Data in this exercise Start Marker

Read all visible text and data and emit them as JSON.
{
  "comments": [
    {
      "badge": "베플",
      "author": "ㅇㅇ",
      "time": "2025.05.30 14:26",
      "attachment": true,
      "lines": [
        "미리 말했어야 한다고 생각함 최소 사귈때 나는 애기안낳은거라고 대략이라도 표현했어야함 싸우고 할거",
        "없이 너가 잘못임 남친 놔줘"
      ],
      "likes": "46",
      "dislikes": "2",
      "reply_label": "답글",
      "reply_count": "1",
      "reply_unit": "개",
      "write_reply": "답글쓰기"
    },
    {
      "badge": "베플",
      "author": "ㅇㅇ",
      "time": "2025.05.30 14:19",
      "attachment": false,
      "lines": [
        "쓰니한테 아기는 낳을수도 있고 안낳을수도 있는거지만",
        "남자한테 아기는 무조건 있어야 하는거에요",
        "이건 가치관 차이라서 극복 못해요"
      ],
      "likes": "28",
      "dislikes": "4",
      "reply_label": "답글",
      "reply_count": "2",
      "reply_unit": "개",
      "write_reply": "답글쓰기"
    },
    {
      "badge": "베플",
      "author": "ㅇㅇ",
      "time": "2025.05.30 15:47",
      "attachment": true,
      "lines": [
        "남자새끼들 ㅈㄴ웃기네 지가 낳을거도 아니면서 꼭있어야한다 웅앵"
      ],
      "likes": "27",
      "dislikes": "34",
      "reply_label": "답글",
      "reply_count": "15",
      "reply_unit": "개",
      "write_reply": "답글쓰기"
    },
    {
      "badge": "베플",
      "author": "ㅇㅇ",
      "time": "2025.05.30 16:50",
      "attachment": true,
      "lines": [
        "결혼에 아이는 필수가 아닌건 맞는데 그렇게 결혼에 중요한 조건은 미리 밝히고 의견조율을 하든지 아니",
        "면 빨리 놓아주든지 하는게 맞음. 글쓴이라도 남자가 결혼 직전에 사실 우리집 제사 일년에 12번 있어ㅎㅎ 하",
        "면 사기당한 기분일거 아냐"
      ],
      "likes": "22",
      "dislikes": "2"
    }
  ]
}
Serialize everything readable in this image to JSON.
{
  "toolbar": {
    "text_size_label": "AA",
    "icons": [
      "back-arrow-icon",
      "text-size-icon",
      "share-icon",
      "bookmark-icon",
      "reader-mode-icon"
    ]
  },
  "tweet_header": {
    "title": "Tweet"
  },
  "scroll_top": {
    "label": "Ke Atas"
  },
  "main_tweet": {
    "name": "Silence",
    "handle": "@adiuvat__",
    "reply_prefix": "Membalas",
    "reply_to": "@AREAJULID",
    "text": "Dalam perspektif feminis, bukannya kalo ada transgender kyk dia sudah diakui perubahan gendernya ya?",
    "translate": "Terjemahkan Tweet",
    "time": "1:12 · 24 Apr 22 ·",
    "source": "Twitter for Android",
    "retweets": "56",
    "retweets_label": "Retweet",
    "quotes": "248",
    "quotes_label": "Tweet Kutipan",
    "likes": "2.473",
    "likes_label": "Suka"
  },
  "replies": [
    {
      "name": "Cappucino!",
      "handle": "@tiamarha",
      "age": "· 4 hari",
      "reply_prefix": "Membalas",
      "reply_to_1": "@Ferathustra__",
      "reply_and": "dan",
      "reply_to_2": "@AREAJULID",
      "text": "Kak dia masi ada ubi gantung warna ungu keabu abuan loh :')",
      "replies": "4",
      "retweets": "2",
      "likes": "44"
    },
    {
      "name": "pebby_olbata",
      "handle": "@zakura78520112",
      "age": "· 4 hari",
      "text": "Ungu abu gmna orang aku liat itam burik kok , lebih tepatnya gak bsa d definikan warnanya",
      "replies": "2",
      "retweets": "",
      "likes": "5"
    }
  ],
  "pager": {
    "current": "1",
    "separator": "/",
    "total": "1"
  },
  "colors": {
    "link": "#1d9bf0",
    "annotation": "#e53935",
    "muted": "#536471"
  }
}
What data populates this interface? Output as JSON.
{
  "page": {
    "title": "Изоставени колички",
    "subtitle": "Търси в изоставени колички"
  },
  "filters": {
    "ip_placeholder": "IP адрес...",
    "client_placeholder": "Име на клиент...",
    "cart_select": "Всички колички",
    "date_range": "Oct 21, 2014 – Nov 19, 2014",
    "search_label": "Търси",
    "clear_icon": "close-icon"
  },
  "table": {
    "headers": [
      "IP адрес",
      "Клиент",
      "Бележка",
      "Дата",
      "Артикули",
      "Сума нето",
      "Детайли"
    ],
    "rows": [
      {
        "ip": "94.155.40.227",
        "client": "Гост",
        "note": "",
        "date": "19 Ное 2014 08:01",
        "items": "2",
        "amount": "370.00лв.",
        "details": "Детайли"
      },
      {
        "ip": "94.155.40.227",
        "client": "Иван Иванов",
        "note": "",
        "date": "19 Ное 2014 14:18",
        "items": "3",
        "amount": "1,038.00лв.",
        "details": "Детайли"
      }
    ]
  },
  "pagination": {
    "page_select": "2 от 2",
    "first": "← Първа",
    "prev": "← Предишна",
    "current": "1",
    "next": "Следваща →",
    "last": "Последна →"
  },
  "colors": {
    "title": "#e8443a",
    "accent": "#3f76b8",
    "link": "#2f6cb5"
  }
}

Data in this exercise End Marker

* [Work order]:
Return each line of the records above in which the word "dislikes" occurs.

* [Solution for this task]:
      "dislikes": "2",
      "dislikes": "4",
      "dislikes": "34",
      "dislikes": "2"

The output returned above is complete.